■ **TASK**
Copy out every line of the data that has the word "text" somewhere in it.

[Web page and app entries]
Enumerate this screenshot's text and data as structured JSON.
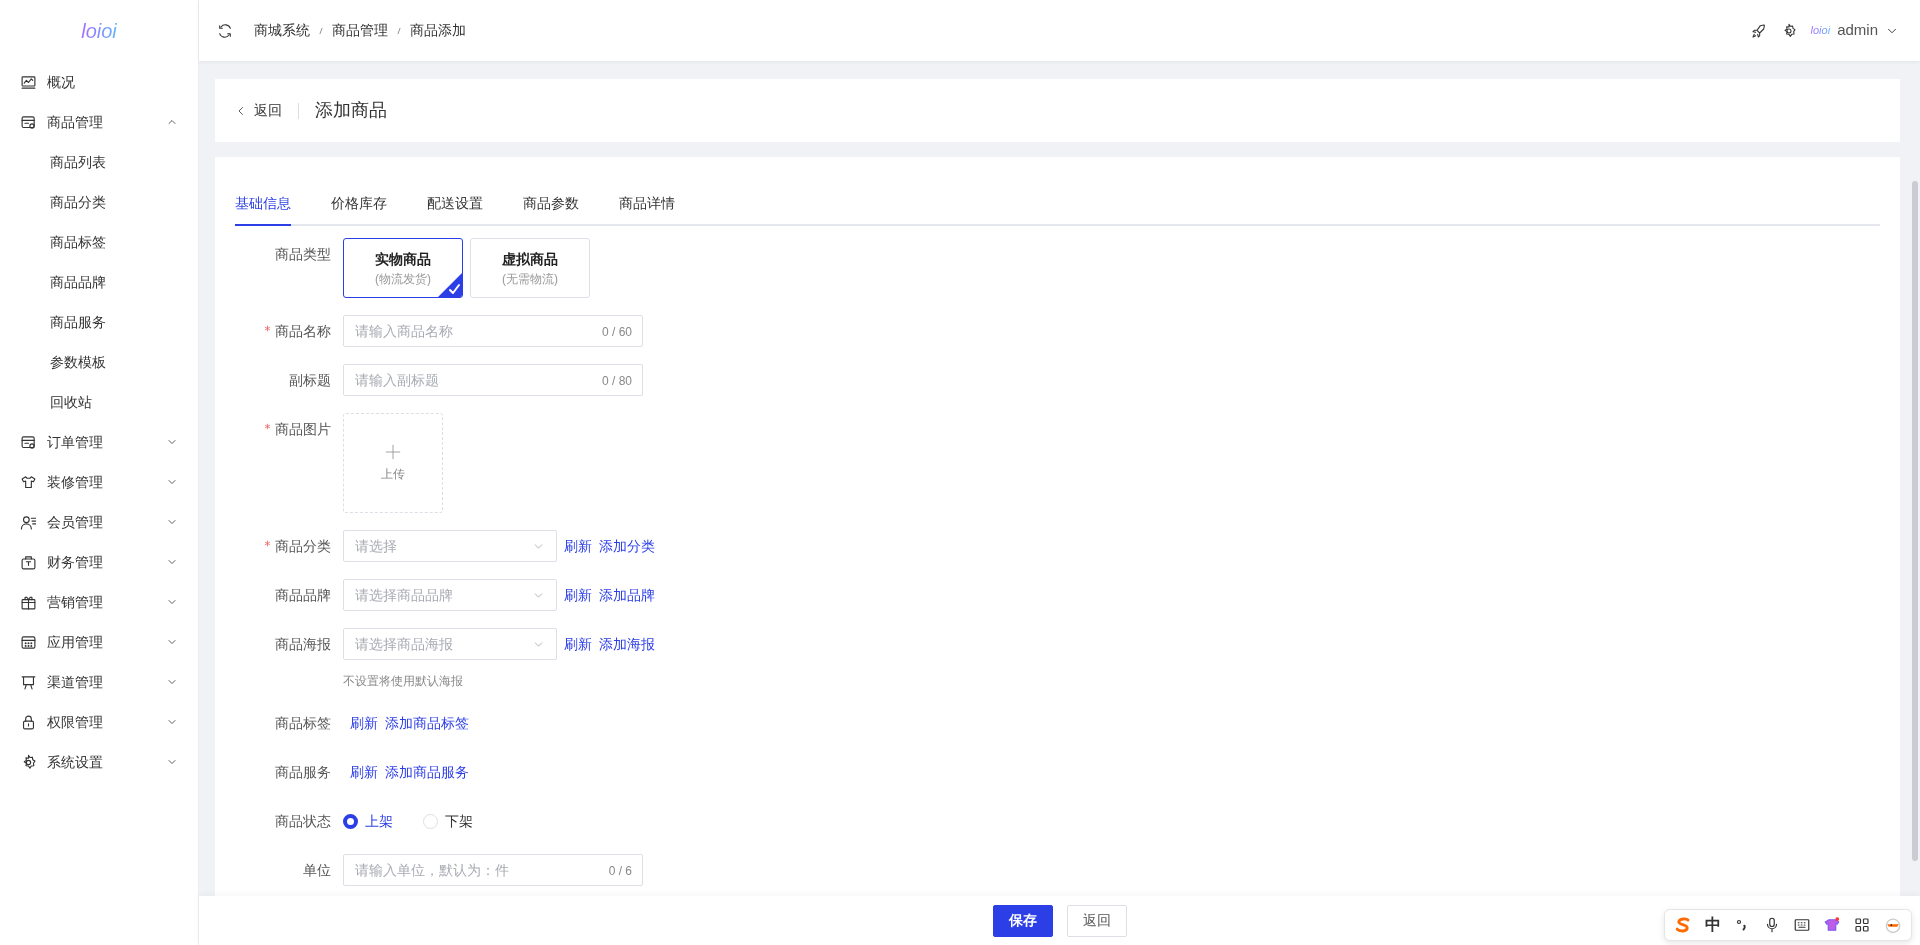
{
  "logo": "loioi",
  "sidebar": {
    "items": [
      {
        "label": "概况"
      },
      {
        "label": "商品管理",
        "expanded": true,
        "children": [
          {
            "label": "商品列表"
          },
          {
            "label": "商品分类"
          },
          {
            "label": "商品标签"
          },
          {
            "label": "商品品牌"
          },
          {
            "label": "商品服务"
          },
          {
            "label": "参数模板"
          },
          {
            "label": "回收站"
          }
        ]
      },
      {
        "label": "订单管理",
        "expanded": false
      },
      {
        "label": "装修管理",
        "expanded": false
      },
      {
        "label": "会员管理",
        "expanded": false
      },
      {
        "label": "财务管理",
        "expanded": false
      },
      {
        "label": "营销管理",
        "expanded": false
      },
      {
        "label": "应用管理",
        "expanded": false
      },
      {
        "label": "渠道管理",
        "expanded": false
      },
      {
        "label": "权限管理",
        "expanded": false
      },
      {
        "label": "系统设置",
        "expanded": false
      }
    ]
  },
  "header": {
    "breadcrumb": [
      "商城系统",
      "商品管理",
      "商品添加"
    ],
    "brand": "loioi",
    "user": "admin"
  },
  "page_header": {
    "back": "返回",
    "title": "添加商品"
  },
  "tabs": [
    {
      "label": "基础信息",
      "selected": true
    },
    {
      "label": "价格库存",
      "selected": false
    },
    {
      "label": "配送设置",
      "selected": false
    },
    {
      "label": "商品参数",
      "selected": false
    },
    {
      "label": "商品详情",
      "selected": false
    }
  ],
  "form": {
    "rows": [
      {
        "kind": "choice",
        "label": "商品类型",
        "required": false,
        "options": [
          {
            "title": "实物商品",
            "subtitle": "(物流发货)",
            "selected": true
          },
          {
            "title": "虚拟商品",
            "subtitle": "(无需物流)",
            "selected": false
          }
        ]
      },
      {
        "kind": "input",
        "label": "商品名称",
        "required": true,
        "placeholder": "请输入商品名称",
        "counter": "0 / 60"
      },
      {
        "kind": "input",
        "label": "副标题",
        "required": false,
        "placeholder": "请输入副标题",
        "counter": "0 / 80"
      },
      {
        "kind": "upload",
        "label": "商品图片",
        "required": true,
        "text": "上传"
      },
      {
        "kind": "select",
        "label": "商品分类",
        "required": true,
        "placeholder": "请选择",
        "links": [
          "刷新",
          "添加分类"
        ]
      },
      {
        "kind": "select",
        "label": "商品品牌",
        "required": false,
        "placeholder": "请选择商品品牌",
        "links": [
          "刷新",
          "添加品牌"
        ]
      },
      {
        "kind": "select",
        "label": "商品海报",
        "required": false,
        "placeholder": "请选择商品海报",
        "links": [
          "刷新",
          "添加海报"
        ],
        "hint": "不设置将使用默认海报"
      },
      {
        "kind": "links",
        "label": "商品标签",
        "required": false,
        "links": [
          "刷新",
          "添加商品标签"
        ]
      },
      {
        "kind": "links",
        "label": "商品服务",
        "required": false,
        "links": [
          "刷新",
          "添加商品服务"
        ]
      },
      {
        "kind": "radio",
        "label": "商品状态",
        "required": false,
        "options": [
          {
            "label": "上架",
            "selected": true
          },
          {
            "label": "下架",
            "selected": false
          }
        ]
      },
      {
        "kind": "input",
        "label": "单位",
        "required": false,
        "placeholder": "请输入单位，默认为：件",
        "counter": "0 / 6"
      }
    ]
  },
  "footer": {
    "buttons": [
      {
        "label": "保存",
        "kind": "primary"
      },
      {
        "label": "返回",
        "kind": "default"
      }
    ]
  },
  "ime": {
    "label": "中"
  }
}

■ **RESPONSE**
Enumerate this screenshot's text and data as structured JSON.
        "text": "上传"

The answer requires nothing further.